I have some other ideas for types of photographs that can be used for etching–I will share those with you one day in another post.

Keirsten

Keirsten Giles

Mysteriously Sexy Analytical Semi-Rural Jewelry Designer, Unpaid Writer, Former World Traveler. Goof.
    • Gale
    • April 13, 2014
    Reply

    I have a whole collection of images I've managed to manipulate into b&w (Picasa has a great DuoTone function to help with that), but have not had time to actually etch them yet. Hope this post will shame me into that next step. Anyway, I love all your etching, but your silhouettes of the actual plant parts are fabulous! (RIght now, I need to hang a portrait of poison ivy around my neck to remind me to stay away from that darned stuff in the garden.)

  1. Reply

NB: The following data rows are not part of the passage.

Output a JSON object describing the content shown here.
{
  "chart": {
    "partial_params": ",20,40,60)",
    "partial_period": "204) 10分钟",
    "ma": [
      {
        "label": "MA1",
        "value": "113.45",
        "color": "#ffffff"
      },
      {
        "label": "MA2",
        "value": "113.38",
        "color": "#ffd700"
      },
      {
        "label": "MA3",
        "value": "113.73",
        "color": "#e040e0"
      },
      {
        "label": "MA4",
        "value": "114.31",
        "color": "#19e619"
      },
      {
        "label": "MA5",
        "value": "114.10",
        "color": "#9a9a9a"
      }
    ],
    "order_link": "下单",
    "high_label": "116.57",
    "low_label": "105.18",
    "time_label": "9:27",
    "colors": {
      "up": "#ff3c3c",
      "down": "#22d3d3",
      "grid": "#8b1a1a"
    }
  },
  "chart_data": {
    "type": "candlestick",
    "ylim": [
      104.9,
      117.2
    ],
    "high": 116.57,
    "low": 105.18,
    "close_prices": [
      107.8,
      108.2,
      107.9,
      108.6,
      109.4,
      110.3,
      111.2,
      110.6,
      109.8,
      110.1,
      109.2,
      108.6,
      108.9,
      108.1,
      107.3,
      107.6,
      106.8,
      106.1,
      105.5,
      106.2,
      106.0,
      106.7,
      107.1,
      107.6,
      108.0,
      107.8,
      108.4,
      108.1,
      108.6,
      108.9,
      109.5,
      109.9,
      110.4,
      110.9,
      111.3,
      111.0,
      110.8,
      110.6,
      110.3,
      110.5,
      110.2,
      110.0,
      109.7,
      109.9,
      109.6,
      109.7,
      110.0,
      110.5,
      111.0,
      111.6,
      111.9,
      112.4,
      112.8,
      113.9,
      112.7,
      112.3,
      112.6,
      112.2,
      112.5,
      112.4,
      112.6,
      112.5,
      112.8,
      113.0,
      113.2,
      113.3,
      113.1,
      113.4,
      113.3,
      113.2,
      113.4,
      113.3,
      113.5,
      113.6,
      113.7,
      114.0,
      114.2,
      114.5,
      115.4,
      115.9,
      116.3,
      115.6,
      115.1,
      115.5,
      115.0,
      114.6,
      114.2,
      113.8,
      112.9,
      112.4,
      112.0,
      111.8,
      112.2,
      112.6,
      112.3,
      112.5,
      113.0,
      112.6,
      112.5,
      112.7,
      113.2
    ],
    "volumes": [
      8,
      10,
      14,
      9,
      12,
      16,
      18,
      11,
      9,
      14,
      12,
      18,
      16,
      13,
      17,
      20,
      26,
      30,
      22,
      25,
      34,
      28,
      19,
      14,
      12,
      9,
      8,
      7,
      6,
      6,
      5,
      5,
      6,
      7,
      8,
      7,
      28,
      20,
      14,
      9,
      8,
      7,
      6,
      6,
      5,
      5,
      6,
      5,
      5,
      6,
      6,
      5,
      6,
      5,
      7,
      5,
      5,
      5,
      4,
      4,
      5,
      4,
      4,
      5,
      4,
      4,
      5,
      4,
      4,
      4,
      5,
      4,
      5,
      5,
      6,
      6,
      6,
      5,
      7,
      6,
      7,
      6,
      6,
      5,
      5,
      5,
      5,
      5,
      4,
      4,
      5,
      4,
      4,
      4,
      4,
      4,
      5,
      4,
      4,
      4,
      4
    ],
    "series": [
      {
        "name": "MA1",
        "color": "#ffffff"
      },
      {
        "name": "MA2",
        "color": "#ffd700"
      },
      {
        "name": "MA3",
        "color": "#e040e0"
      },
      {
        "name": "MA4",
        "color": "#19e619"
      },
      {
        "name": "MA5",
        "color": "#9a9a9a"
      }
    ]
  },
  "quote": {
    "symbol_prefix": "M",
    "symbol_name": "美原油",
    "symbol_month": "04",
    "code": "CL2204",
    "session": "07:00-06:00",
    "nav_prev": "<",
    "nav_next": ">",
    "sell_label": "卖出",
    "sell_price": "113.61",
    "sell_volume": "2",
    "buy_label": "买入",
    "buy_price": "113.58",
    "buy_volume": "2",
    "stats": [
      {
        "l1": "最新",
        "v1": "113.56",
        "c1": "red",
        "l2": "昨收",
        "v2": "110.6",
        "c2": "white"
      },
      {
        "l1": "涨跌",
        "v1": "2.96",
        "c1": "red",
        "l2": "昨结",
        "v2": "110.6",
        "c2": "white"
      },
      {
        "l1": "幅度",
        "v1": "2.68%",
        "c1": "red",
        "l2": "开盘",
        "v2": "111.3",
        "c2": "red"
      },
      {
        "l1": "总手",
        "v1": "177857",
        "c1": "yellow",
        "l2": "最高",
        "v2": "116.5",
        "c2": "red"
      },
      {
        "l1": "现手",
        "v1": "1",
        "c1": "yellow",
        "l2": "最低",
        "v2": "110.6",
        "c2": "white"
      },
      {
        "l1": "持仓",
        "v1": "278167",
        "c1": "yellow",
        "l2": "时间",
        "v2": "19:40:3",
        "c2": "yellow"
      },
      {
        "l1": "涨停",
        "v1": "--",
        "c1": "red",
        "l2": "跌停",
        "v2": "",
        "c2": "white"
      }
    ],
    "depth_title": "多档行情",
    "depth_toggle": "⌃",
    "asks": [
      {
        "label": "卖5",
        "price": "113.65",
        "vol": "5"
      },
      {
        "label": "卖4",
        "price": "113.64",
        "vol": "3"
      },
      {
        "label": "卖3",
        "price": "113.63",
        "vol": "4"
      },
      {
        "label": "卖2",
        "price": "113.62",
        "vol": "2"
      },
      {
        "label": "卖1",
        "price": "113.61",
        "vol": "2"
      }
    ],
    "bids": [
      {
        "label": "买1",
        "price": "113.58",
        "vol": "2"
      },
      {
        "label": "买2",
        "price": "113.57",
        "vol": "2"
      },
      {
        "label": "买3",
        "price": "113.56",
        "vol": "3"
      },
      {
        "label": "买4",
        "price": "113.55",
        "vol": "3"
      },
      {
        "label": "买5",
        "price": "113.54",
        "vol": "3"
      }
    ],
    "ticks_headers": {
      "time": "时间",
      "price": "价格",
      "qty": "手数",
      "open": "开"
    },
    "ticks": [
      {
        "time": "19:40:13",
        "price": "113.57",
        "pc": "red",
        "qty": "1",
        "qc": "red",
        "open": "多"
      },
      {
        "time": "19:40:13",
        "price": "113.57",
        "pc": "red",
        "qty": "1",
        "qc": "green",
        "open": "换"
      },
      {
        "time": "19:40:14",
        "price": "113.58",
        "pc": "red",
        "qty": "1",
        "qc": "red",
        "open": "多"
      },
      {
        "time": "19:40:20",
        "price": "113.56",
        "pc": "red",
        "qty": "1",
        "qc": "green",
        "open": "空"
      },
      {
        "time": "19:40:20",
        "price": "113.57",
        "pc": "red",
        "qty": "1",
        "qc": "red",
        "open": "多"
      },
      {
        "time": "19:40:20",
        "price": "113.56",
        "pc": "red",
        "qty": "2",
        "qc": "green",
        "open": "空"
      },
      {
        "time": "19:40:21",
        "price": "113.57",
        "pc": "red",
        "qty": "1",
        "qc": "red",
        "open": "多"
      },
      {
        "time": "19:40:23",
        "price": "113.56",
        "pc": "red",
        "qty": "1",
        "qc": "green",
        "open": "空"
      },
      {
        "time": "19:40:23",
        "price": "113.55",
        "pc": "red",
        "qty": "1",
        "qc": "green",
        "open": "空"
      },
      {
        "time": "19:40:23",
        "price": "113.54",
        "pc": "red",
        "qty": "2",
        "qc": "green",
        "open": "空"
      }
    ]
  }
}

    This is a completely new medium/technique to me. I like where you're going with this and think the etched designs that you've created are fantastic . . . especially the finished metal pieces, they look amazing.

  2. Reply

    Thank you for sharing all the details of your experiments with this. Your plants look fabulous and I love the 2 variations of the etched bamboo. I can see endless possibilities. I think I have a box of transparencies – time to put them to use!

  3. Thank you so much for sharing this, I totally love your etched designs, wonderful work.

  4. Reply

    Loving the sumi-e sort of effect

  5. Thank you very much for this post. I have been wanting to try etching but I don't draw either. The other articles I have read using photographs seemed so difficult and sometimes confusing. You have really made me want to make the leap. Next step is to learn how to edit photos on the computer.

  6. Reply

    Thanks for the info, Keirsten! I am getting ready to do some etching for a project…will have to give this a go!

  7. Reply

    Very inspiring article, so much so I am looking now for a cheaper laser printer :>)
    I have only done electro etching using adhesive tape as my resist, which worked reasonably well. How does laser copy toner resist hold up if using an electro etch??
    A source for some photos of rarer/exotic ferns, grasses, fungi etc are the groups on Facebook.

Leave a Comment